The temperature rises when they duet - easily the most authentic and vital scenes in Laurent Pelly's otherwise unremarkable new production. Despite bargain-basement cardboardy sets, its strengths are largely visual. The skewed values and relentless aspiration of the demi-monde are evoked in wonky walls and an endless succession of ramps and staircases. The social whirl of the central acts is literally rose-tinted. Only in the grey dawn of the final act does the veil of self-deception finally fall.

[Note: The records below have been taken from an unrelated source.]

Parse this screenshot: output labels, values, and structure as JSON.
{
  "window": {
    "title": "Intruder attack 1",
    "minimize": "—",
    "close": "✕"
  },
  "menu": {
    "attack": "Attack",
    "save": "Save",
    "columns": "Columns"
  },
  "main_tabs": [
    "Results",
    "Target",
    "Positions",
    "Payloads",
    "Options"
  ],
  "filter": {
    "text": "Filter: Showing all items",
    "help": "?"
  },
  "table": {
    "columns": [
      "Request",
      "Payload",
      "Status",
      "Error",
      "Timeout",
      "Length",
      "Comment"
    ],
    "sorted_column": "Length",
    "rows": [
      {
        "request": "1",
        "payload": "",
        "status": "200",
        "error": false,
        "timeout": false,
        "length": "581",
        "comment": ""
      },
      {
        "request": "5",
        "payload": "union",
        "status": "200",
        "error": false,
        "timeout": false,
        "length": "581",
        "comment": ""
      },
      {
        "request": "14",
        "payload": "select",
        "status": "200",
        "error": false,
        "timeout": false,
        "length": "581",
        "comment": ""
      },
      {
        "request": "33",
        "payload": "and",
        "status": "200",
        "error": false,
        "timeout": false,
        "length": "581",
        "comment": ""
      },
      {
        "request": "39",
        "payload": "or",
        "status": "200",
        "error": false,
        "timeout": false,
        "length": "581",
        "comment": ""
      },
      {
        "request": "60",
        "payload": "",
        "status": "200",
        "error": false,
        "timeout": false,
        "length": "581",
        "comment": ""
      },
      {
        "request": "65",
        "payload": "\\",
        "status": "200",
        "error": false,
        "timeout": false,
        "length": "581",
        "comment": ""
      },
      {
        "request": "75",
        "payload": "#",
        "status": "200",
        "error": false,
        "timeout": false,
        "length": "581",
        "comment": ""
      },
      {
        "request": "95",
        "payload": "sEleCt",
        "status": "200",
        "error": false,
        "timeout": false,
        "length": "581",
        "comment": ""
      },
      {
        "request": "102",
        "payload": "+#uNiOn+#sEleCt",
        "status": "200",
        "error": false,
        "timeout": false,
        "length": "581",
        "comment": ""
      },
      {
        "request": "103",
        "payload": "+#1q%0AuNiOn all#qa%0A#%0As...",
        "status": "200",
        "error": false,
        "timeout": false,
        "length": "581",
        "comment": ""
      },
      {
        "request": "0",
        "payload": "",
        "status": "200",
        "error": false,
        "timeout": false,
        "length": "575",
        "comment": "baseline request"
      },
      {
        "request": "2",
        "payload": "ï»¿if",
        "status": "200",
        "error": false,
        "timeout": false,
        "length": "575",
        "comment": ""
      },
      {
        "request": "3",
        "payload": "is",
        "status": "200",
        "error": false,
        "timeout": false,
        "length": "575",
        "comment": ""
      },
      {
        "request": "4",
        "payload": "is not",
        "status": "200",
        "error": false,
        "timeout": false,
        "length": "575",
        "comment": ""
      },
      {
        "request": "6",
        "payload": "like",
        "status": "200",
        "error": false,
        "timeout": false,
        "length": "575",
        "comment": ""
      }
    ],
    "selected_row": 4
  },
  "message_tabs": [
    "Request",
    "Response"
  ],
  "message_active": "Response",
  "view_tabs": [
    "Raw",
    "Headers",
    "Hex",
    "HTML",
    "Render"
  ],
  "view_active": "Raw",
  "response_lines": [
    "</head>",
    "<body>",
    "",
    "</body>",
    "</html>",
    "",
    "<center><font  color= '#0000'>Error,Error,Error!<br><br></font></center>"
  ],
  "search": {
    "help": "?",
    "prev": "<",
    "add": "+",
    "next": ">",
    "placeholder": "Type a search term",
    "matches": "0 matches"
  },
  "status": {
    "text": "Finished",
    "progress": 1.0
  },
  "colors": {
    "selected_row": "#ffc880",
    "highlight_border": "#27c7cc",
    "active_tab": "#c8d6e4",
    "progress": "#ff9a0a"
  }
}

Characters and motives do not emerge with the same clarity. A grim top-hatted and tailed chorus flap around like predatory crows, finally swooping down on the dancers of the ballet scene to devour them like fluffy chicks. Men are rapacious; women are their inevitable victims - so how do Netrebko's self-sufficient Manon and the actresses who constantly elude Guillot's grasp manage to turn the tables and use the men to fulfil their own aspirations? Pelly provides some stylish stage pictures, but his storytelling doesn't hang together.
There were some fine performances further down the cast list. Christophe Mortagne's puffed-up Guillot and William Shimell's sly, subtle Brétigny stood out, and Simona Mihai, Louise Innes and Kai Rüütel made and entertaining trio of tarts.
The orchestra were on the whole excellent, a distinct improvement on the dress rehearsal, though Pappano seems less sure-footed in this repertoire than some of the other things he's done. He was on home territory with the dramatic twists and turns of the second half - thrilling and near-faultless. The lighter first half had a coarse vigour that suggested he'd gone a little too far in avoiding a sugar overdose.
there was a professional snapper at the curtain call too (most unusual):
Vittorio Grigolo gets humble: